House Ways and Means Committee
|My name is Henry Davis, President of Henry Davis Consulting - a home based business. I am here today representing the National Home Office Association. My company is a good example of how the new breed ofInformation Workers provide services, and some of what they are capable of doing. I specialize in providing New Product Consulting to companies that use or produce technology based goods and services. Our services include product planning, introduction, marketing,definition, and assessment. Prior to starting Henry Davis Consulting,I spent twenty years employed in the semiconductor and software indistries. I have authored over one hundred thirty articles and papers on computer and semiconductor technology and its application. My contributions to industry have been recognized by Electronics Magazine, the American Electronics Association, and others.|
For the last three and a half years I have consulted with big companies like IBM and Texas Instruments, while providing guidance to small emerging companies like BEARAK REPORTS, a financial services company. Modern computer technology coupled with networks like the Internet provide the infrastructure I need to maintain an electronic presence for my customers no matter where I am physically located. My home office provides the physical location for computers, phones and facsimilie communications. The telephone network and Internet allow me to appear as if I am in my office, even if I am half way around the world. Modern technology permits us to work wherever we are: a plane,in a hotel room, or even here at these hearings. Communication with my office and customers is a phone call away. Even a cellular phone will work.
The very idea of an office is changing thoughout business. Timesharing offices in a scheme called hotelling is becoming more popular among companies whose employees spend most of their time at client sites. For the home based business, the home office becomes a sort of communications central. These rapid and profound changes in how we dobusiness demands changes in how our businesses are managed, and how we account for our expenses.
The current tax regulations governing deducibility of home offices is hopelessly outmoded. New technology and ways of doing business mean that for a growing segment of both home based and corporate workers,the office is becoming an electronic presence visited only to perform necessary administrative functions. This improves finiancial productivity, reduces the commuting burden on our roads and highways,and increases the amount of time we have to spend with our families.
Home based businesses are the fastest growing segment of business inthe United States. In the last economic recovery, home based businesses created millions of important new jobs. Projections are forthese small businesses to continue their phenomenal growth and createat least 12 million new jobs between 1992 and the year 2005. There are an estimated 24 million people who operate businesses from their homes today.
It's time for legislative change to remove the penalties home based businesses face simply because they happen to be located in a residence.
Let me personalize the impact of home office deductions. Twenty five percent of my home is dedicated to maintaining an office and professional library. My office serves the usual functions including a place to write and maintain business records. The office is used only for business and is unusable by my family in my absence. Most importantly, my office provides an electronic presence including voicemail and 24 hour per day computer access while I am away.

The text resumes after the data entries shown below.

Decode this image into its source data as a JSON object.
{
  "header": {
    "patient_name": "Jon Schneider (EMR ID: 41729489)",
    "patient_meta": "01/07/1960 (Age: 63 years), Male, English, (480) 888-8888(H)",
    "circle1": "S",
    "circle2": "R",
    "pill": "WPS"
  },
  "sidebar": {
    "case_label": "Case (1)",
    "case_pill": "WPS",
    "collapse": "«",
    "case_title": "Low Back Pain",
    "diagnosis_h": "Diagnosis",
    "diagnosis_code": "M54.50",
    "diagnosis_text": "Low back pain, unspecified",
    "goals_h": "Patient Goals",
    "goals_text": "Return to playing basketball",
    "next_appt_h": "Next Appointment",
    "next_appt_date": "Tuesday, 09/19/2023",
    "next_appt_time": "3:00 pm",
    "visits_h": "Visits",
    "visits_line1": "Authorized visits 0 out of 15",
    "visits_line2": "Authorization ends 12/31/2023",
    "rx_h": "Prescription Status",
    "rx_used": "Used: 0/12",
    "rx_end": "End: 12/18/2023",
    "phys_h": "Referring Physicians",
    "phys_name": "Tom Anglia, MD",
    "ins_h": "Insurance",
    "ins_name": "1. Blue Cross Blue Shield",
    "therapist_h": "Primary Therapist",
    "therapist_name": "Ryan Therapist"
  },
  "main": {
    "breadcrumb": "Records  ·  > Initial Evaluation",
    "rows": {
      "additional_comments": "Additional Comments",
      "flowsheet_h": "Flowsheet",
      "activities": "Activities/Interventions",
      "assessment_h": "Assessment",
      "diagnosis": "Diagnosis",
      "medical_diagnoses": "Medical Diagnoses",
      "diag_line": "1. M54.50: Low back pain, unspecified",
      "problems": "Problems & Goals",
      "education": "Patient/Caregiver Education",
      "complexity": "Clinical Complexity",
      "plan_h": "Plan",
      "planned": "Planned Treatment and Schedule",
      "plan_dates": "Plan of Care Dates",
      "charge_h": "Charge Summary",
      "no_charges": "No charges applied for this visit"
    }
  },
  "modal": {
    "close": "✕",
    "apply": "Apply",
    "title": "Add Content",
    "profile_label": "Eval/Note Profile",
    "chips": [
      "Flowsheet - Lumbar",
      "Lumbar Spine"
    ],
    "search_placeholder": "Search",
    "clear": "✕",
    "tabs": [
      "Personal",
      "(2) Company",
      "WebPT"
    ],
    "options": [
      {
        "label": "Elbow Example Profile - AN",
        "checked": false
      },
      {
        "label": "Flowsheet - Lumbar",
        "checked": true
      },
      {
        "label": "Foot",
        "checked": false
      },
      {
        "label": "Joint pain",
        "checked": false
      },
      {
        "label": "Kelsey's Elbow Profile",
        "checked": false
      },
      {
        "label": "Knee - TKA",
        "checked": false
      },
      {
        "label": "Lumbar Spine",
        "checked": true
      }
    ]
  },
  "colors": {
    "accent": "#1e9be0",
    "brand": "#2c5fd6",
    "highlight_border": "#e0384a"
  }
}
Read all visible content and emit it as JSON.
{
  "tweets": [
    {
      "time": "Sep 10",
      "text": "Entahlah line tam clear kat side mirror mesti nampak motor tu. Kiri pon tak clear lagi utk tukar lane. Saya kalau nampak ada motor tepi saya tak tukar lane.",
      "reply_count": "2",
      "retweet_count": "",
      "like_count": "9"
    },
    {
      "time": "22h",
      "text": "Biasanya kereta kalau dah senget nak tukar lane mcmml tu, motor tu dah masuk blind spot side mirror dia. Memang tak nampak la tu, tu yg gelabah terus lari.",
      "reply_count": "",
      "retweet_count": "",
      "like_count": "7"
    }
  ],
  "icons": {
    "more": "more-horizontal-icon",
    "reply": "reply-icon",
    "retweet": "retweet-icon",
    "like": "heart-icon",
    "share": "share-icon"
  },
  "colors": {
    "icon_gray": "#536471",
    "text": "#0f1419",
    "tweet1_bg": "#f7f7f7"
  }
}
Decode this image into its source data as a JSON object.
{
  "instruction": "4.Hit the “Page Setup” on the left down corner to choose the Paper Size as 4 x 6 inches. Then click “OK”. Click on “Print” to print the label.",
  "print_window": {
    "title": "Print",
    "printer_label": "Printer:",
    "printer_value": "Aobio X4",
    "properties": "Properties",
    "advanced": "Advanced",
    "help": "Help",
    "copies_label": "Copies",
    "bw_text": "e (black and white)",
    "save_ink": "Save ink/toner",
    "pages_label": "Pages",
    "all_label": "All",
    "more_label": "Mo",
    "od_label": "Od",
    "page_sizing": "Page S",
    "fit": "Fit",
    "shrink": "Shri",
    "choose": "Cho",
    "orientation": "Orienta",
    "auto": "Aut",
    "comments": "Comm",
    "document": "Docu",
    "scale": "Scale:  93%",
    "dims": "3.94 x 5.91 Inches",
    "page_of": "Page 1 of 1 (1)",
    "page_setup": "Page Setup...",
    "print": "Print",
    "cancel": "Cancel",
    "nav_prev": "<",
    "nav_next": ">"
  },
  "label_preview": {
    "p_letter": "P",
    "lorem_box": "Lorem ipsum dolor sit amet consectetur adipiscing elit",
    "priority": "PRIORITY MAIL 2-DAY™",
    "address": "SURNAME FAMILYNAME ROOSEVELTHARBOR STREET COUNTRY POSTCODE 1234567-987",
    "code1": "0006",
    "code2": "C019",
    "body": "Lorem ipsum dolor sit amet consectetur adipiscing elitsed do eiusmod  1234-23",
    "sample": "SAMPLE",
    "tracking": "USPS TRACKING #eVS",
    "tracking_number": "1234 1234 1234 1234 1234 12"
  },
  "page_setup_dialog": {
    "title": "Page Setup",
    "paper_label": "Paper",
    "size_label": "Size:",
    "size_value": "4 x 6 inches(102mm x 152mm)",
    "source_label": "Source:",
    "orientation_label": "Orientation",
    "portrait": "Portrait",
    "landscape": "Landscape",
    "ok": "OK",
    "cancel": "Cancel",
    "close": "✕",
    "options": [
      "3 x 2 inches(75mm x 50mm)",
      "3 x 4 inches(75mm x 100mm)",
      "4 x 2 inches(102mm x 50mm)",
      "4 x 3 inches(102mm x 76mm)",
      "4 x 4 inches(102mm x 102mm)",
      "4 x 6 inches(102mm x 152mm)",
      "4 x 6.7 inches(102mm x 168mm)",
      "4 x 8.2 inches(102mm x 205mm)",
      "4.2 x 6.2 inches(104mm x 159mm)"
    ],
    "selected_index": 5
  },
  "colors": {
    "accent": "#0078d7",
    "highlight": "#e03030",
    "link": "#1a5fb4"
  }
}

In 1993 I traveled over 500,000 airmiles to work with clients at their locations. I was away from my home office more than 90% of the time. In 1994 my work kept me out of the office 80% of the time. If I had my office in a commercial office building, my office costs could have been deducted as a cost of doing business. But because my income was based on work performed outside my home office, I am effectively precluded from claiming the deduction.
In my case, my home office would have been worth a tax savings of $1050 in 1994. To put the value of a home office deduction in perspective, my tax savings could have:
The way in which we do business is changing rapidly. When I travel around the world, I can use my home office based computers by using a notebook computer and modem. While I may be sitting in a hotel, on an airplane, or in a client's office, work is being done electronically in my home office. Faxes, messages, and information are all routed to me in my home office and can be available to me anywhere in the world at the push of a button. I don't need to be IN my office, but I do need the office. I work in my office electronically.
Home based businesses are mostly cashflow based businesses. We don't have a ready equities market, there is little in the way of business loans, and lines of credit are generally not available to us. We run our businesses based on short term positive cashflow and controlling costs. Having our offices in our homes is one way of controlling overhead.
Big business turns to home based businesses for outsourcing. We reduce costs and can often do a better job. These same big businesses are able to deduct costs of office space that isn't even occupied; it's empty and shutdown. At the same time, home based businesses have barriers in the way of deducting dedicated home offices just because we don't spend all of our time in the office. It isn't right. It isn't reasonable. And it's bad for business and the country.